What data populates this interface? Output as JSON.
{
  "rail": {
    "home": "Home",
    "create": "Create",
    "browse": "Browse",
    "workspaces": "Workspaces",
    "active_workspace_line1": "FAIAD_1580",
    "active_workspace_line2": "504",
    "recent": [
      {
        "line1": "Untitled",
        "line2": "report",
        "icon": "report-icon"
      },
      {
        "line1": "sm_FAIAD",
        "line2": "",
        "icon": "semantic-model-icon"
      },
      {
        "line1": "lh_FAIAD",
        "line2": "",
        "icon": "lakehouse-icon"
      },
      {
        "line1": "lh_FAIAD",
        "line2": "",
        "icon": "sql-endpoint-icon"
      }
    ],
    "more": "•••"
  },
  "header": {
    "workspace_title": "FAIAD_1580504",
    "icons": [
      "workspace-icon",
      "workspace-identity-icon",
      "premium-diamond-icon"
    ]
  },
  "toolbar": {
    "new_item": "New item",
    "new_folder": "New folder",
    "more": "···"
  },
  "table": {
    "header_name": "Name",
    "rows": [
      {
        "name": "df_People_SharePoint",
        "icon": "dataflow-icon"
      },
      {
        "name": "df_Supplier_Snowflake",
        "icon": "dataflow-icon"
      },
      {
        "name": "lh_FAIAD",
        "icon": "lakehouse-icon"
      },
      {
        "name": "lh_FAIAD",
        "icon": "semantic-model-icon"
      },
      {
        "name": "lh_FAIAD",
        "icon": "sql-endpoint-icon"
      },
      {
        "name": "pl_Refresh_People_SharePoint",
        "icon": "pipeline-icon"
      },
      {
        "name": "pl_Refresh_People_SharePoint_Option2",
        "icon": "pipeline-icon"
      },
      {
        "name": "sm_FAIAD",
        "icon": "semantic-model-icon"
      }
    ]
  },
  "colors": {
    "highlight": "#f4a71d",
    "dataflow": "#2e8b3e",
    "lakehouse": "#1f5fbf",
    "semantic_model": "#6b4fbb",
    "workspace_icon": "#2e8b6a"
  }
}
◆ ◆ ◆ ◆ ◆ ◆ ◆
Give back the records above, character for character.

What data populates this interface? Output as JSON.
{
  "rail": {
    "home": "Home",
    "create": "Create",
    "browse": "Browse",
    "workspaces": "Workspaces",
    "active_workspace_line1": "FAIAD_1580",
    "active_workspace_line2": "504",
    "recent": [
      {
        "line1": "Untitled",
        "line2": "report",
        "icon": "report-icon"
      },
      {
        "line1": "sm_FAIAD",
        "line2": "",
        "icon": "semantic-model-icon"
      },
      {
        "line1": "lh_FAIAD",
        "line2": "",
        "icon": "lakehouse-icon"
      },
      {
        "line1": "lh_FAIAD",
        "line2": "",
        "icon": "sql-endpoint-icon"
      }
    ],
    "more": "•••"
  },
  "header": {
    "workspace_title": "FAIAD_1580504",
    "icons": [
      "workspace-icon",
      "workspace-identity-icon",
      "premium-diamond-icon"
    ]
  },
  "toolbar": {
    "new_item": "New item",
    "new_folder": "New folder",
    "more": "···"
  },
  "table": {
    "header_name": "Name",
    "rows": [
      {
        "name": "df_People_SharePoint",
        "icon": "dataflow-icon"
      },
      {
        "name": "df_Supplier_Snowflake",
        "icon": "dataflow-icon"
      },
      {
        "name": "lh_FAIAD",
        "icon": "lakehouse-icon"
      },
      {
        "name": "lh_FAIAD",
        "icon": "semantic-model-icon"
      },
      {
        "name": "lh_FAIAD",
        "icon": "sql-endpoint-icon"
      },
      {
        "name": "pl_Refresh_People_SharePoint",
        "icon": "pipeline-icon"
      },
      {
        "name": "pl_Refresh_People_SharePoint_Option2",
        "icon": "pipeline-icon"
      },
      {
        "name": "sm_FAIAD",
        "icon": "semantic-model-icon"
      }
    ]
  },
  "colors": {
    "highlight": "#f4a71d",
    "dataflow": "#2e8b3e",
    "lakehouse": "#1f5fbf",
    "semantic_model": "#6b4fbb",
    "workspace_icon": "#2e8b6a"
  }
}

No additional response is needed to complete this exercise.